Start of DATA FOR REVIEW

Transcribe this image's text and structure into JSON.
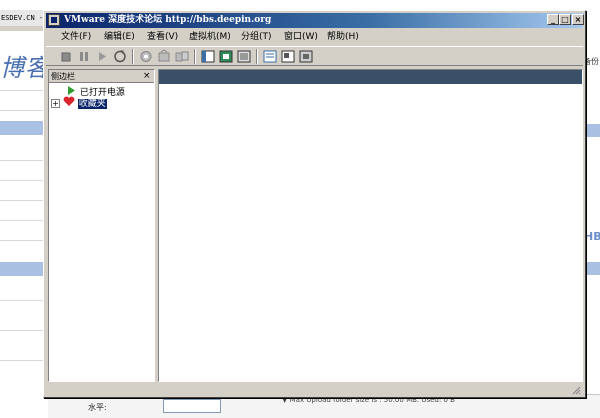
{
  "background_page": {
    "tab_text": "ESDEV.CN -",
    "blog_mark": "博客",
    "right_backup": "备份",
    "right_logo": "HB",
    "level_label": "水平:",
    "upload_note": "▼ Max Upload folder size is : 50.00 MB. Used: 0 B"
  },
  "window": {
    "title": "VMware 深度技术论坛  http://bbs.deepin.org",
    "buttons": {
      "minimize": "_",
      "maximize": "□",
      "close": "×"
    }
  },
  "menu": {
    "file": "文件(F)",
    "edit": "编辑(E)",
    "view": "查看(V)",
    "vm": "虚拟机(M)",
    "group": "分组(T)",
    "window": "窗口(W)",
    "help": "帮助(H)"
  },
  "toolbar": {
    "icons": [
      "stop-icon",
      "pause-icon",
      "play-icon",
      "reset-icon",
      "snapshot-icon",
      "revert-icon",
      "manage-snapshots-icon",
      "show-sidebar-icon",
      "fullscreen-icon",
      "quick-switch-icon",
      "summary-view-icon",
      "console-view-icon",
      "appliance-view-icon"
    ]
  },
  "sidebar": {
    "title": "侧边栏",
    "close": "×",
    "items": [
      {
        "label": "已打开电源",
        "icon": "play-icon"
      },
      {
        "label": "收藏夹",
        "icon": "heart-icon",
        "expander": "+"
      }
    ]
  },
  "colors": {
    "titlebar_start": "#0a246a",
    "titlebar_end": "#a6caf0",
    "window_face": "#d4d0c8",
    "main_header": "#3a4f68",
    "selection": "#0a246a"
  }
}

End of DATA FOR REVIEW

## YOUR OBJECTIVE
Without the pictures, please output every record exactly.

## SOLUTION TO THIS EXERCISE
Transcribe this image's text and structure into JSON.
{
  "background_page": {
    "tab_text": "ESDEV.CN -",
    "blog_mark": "博客",
    "right_backup": "备份",
    "right_logo": "HB",
    "level_label": "水平:",
    "upload_note": "▼ Max Upload folder size is : 50.00 MB. Used: 0 B"
  },
  "window": {
    "title": "VMware 深度技术论坛  http://bbs.deepin.org",
    "buttons": {
      "minimize": "_",
      "maximize": "□",
      "close": "×"
    }
  },
  "menu": {
    "file": "文件(F)",
    "edit": "编辑(E)",
    "view": "查看(V)",
    "vm": "虚拟机(M)",
    "group": "分组(T)",
    "window": "窗口(W)",
    "help": "帮助(H)"
  },
  "toolbar": {
    "icons": [
      "stop-icon",
      "pause-icon",
      "play-icon",
      "reset-icon",
      "snapshot-icon",
      "revert-icon",
      "manage-snapshots-icon",
      "show-sidebar-icon",
      "fullscreen-icon",
      "quick-switch-icon",
      "summary-view-icon",
      "console-view-icon",
      "appliance-view-icon"
    ]
  },
  "sidebar": {
    "title": "侧边栏",
    "close": "×",
    "items": [
      {
        "label": "已打开电源",
        "icon": "play-icon"
      },
      {
        "label": "收藏夹",
        "icon": "heart-icon",
        "expander": "+"
      }
    ]
  },
  "colors": {
    "titlebar_start": "#0a246a",
    "titlebar_end": "#a6caf0",
    "window_face": "#d4d0c8",
    "main_header": "#3a4f68",
    "selection": "#0a246a"
  }
}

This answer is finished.